• _Brief_
A single number is wanted: how many lines of the records below contain the word "label".

[Extracted records]

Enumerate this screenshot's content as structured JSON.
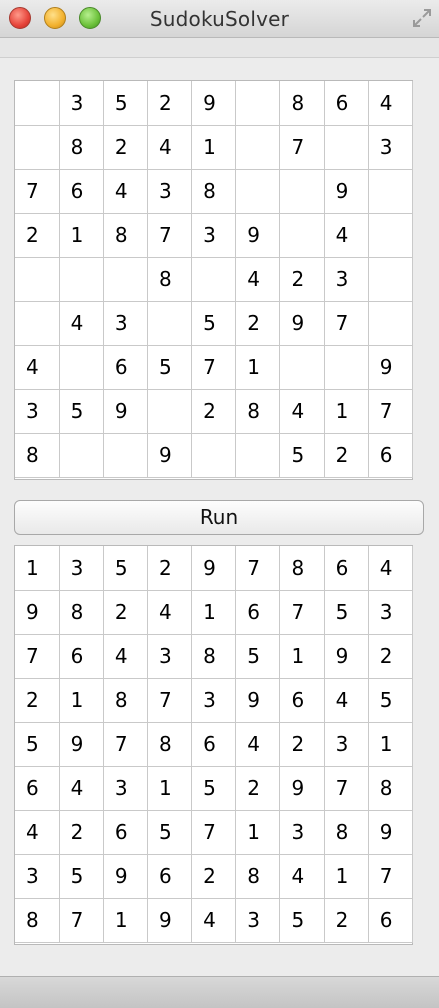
{
  "window": {
    "title": "SudokuSolver"
  },
  "input_grid": [
    [
      "",
      "3",
      "5",
      "2",
      "9",
      "",
      "8",
      "6",
      "4"
    ],
    [
      "",
      "8",
      "2",
      "4",
      "1",
      "",
      "7",
      "",
      "3"
    ],
    [
      "7",
      "6",
      "4",
      "3",
      "8",
      "",
      "",
      "9",
      ""
    ],
    [
      "2",
      "1",
      "8",
      "7",
      "3",
      "9",
      "",
      "4",
      ""
    ],
    [
      "",
      "",
      "",
      "8",
      "",
      "4",
      "2",
      "3",
      ""
    ],
    [
      "",
      "4",
      "3",
      "",
      "5",
      "2",
      "9",
      "7",
      ""
    ],
    [
      "4",
      "",
      "6",
      "5",
      "7",
      "1",
      "",
      "",
      "9"
    ],
    [
      "3",
      "5",
      "9",
      "",
      "2",
      "8",
      "4",
      "1",
      "7"
    ],
    [
      "8",
      "",
      "",
      "9",
      "",
      "",
      "5",
      "2",
      "6"
    ]
  ],
  "run_button": {
    "label": "Run"
  },
  "solution_grid": [
    [
      "1",
      "3",
      "5",
      "2",
      "9",
      "7",
      "8",
      "6",
      "4"
    ],
    [
      "9",
      "8",
      "2",
      "4",
      "1",
      "6",
      "7",
      "5",
      "3"
    ],
    [
      "7",
      "6",
      "4",
      "3",
      "8",
      "5",
      "1",
      "9",
      "2"
    ],
    [
      "2",
      "1",
      "8",
      "7",
      "3",
      "9",
      "6",
      "4",
      "5"
    ],
    [
      "5",
      "9",
      "7",
      "8",
      "6",
      "4",
      "2",
      "3",
      "1"
    ],
    [
      "6",
      "4",
      "3",
      "1",
      "5",
      "2",
      "9",
      "7",
      "8"
    ],
    [
      "4",
      "2",
      "6",
      "5",
      "7",
      "1",
      "3",
      "8",
      "9"
    ],
    [
      "3",
      "5",
      "9",
      "6",
      "2",
      "8",
      "4",
      "1",
      "7"
    ],
    [
      "8",
      "7",
      "1",
      "9",
      "4",
      "3",
      "5",
      "2",
      "6"
    ]
  ],
  "icons": {
    "close": "close-button-icon",
    "minimize": "minimize-button-icon",
    "maximize": "zoom-button-icon",
    "fullscreen": "fullscreen-arrows-icon"
  },
  "colors": {
    "close": "#e6443a",
    "minimize": "#f2b12e",
    "maximize": "#6cc13a"
  }
}
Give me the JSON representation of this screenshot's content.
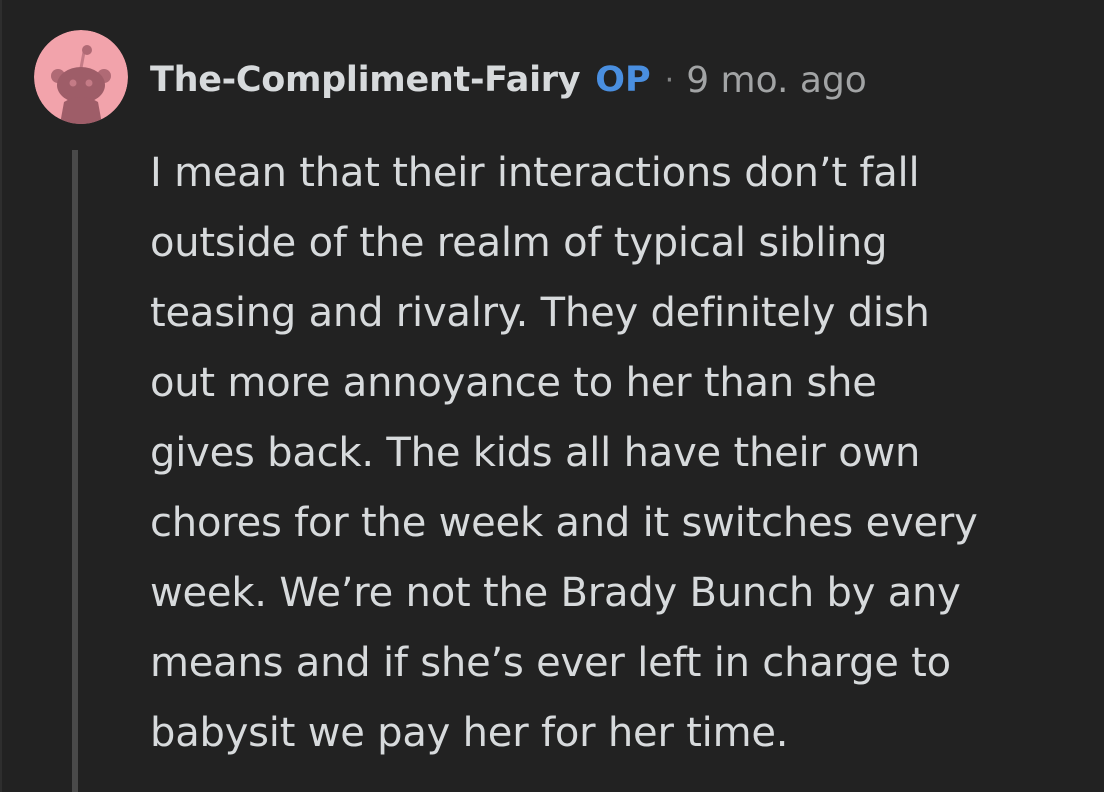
{
  "comment": {
    "author": "The-Compliment-Fairy",
    "op_badge": "OP",
    "separator": "·",
    "timestamp": "9 mo. ago",
    "avatar_icon": "snoo-avatar-icon",
    "lines": [
      "I mean that their interactions don’t fall",
      "outside of the realm of typical sibling",
      "teasing and rivalry. They definitely dish",
      "out more annoyance to her than she",
      "gives back. The kids all have their own",
      "chores for the week and it switches every",
      "week. We’re not the Brady Bunch by any",
      "means and if she’s ever left in charge to",
      "babysit we pay her for her time."
    ]
  },
  "colors": {
    "background": "#222222",
    "text": "#d7dadc",
    "op_badge": "#4a8fe0",
    "meta": "#a2a4a5",
    "avatar_bg": "#f2a3ab",
    "thread_line": "#4a4a4a"
  }
}
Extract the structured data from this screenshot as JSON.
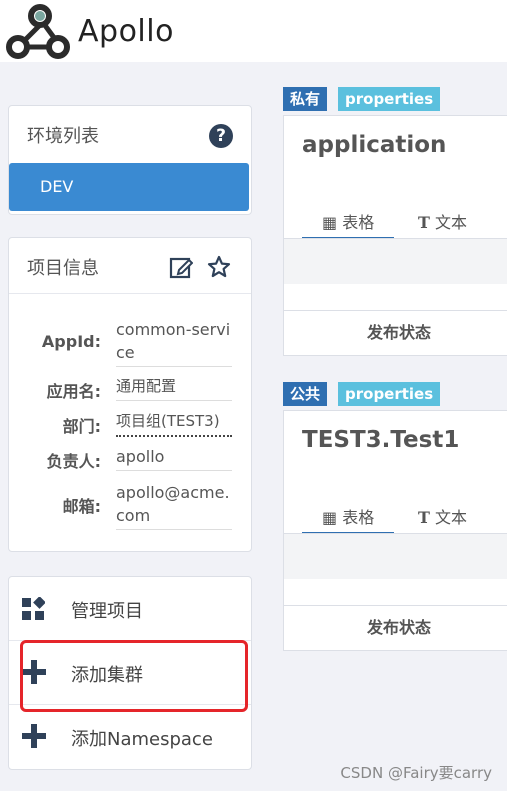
{
  "brand": {
    "name": "Apollo"
  },
  "env_panel": {
    "title": "环境列表",
    "help_glyph": "?",
    "env": "DEV"
  },
  "info_panel": {
    "title": "项目信息",
    "rows": [
      {
        "label": "AppId:",
        "value": "common-service"
      },
      {
        "label": "应用名:",
        "value": "通用配置"
      },
      {
        "label": "部门:",
        "value": "项目组(TEST3)"
      },
      {
        "label": "负责人:",
        "value": "apollo"
      },
      {
        "label": "邮箱:",
        "value": "apollo@acme.com"
      }
    ]
  },
  "nav": {
    "manage": "管理项目",
    "add_cluster": "添加集群",
    "add_namespace": "添加Namespace"
  },
  "namespaces": [
    {
      "scope": "私有",
      "format": "properties",
      "title": "application",
      "tab_table": "表格",
      "tab_text": "文本",
      "status": "发布状态"
    },
    {
      "scope": "公共",
      "format": "properties",
      "title": "TEST3.Test1",
      "tab_table": "表格",
      "tab_text": "文本",
      "status": "发布状态"
    }
  ],
  "watermark": "CSDN @Fairy要carry",
  "colors": {
    "accent": "#3a8ad2",
    "highlight_box": "#e5252a",
    "scope_tag": "#2f6fb1",
    "format_tag": "#5bc0de"
  }
}
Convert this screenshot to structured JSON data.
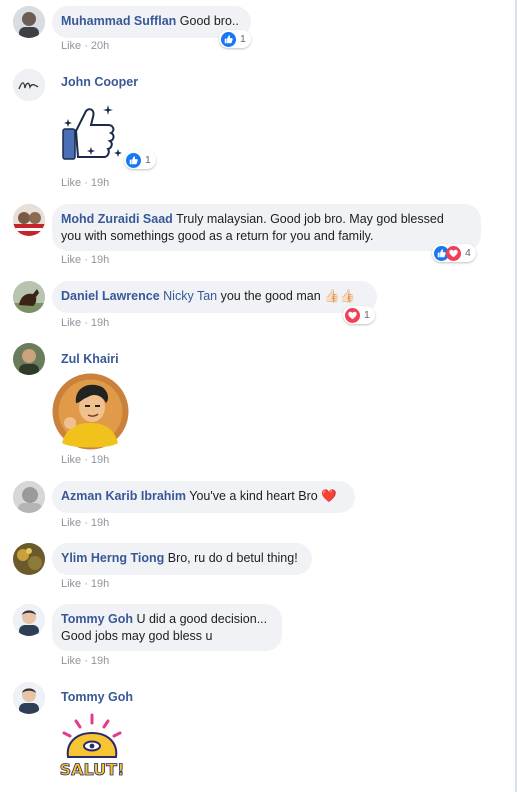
{
  "comments": [
    {
      "name": "Muhammad Sufflan",
      "text": "Good bro..",
      "meta_like": "Like",
      "meta_time": "20h",
      "reaction_count": "1",
      "reaction_icons": [
        "like-icon"
      ]
    },
    {
      "name": "John Cooper",
      "text": "",
      "meta_like": "Like",
      "meta_time": "19h",
      "reaction_count": "1",
      "reaction_icons": [
        "like-icon"
      ],
      "sticker": "thumbs-up-sticker"
    },
    {
      "name": "Mohd Zuraidi Saad",
      "text_line1": "Truly malaysian. Good job bro. May god blessed",
      "text_line2": "you with somethings good as a return for you and family.",
      "meta_like": "Like",
      "meta_time": "19h",
      "reaction_count": "4",
      "reaction_icons": [
        "like-icon",
        "love-icon"
      ]
    },
    {
      "name": "Daniel Lawrence",
      "tag": "Nicky Tan",
      "text": "you the good man",
      "emoji": "👍🏻👍🏻",
      "meta_like": "Like",
      "meta_time": "19h",
      "reaction_count": "1",
      "reaction_icons": [
        "love-icon"
      ]
    },
    {
      "name": "Zul Khairi",
      "text": "",
      "meta_like": "Like",
      "meta_time": "19h",
      "sticker": "cartoon-man-sticker"
    },
    {
      "name": "Azman Karib Ibrahim",
      "text": "You've a kind heart Bro",
      "emoji": "❤️",
      "meta_like": "Like",
      "meta_time": "19h"
    },
    {
      "name": "Ylim Herng Tiong",
      "text": "Bro, ru do d betul thing!",
      "meta_like": "Like",
      "meta_time": "19h"
    },
    {
      "name": "Tommy Goh",
      "text_line1": "U did a good decision...",
      "text_line2": "Good jobs may god bless u",
      "meta_like": "Like",
      "meta_time": "19h"
    },
    {
      "name": "Tommy Goh",
      "text": "",
      "sticker": "salut-sticker",
      "sticker_text": "SALUT!"
    }
  ],
  "colors": {
    "name": "#385898",
    "bubble": "#f0f2f5",
    "meta": "#90949c",
    "like_blue": "#1877f2",
    "love_red": "#f33e58"
  },
  "meta_separator": "·"
}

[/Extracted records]

• _Answer to the problem_
6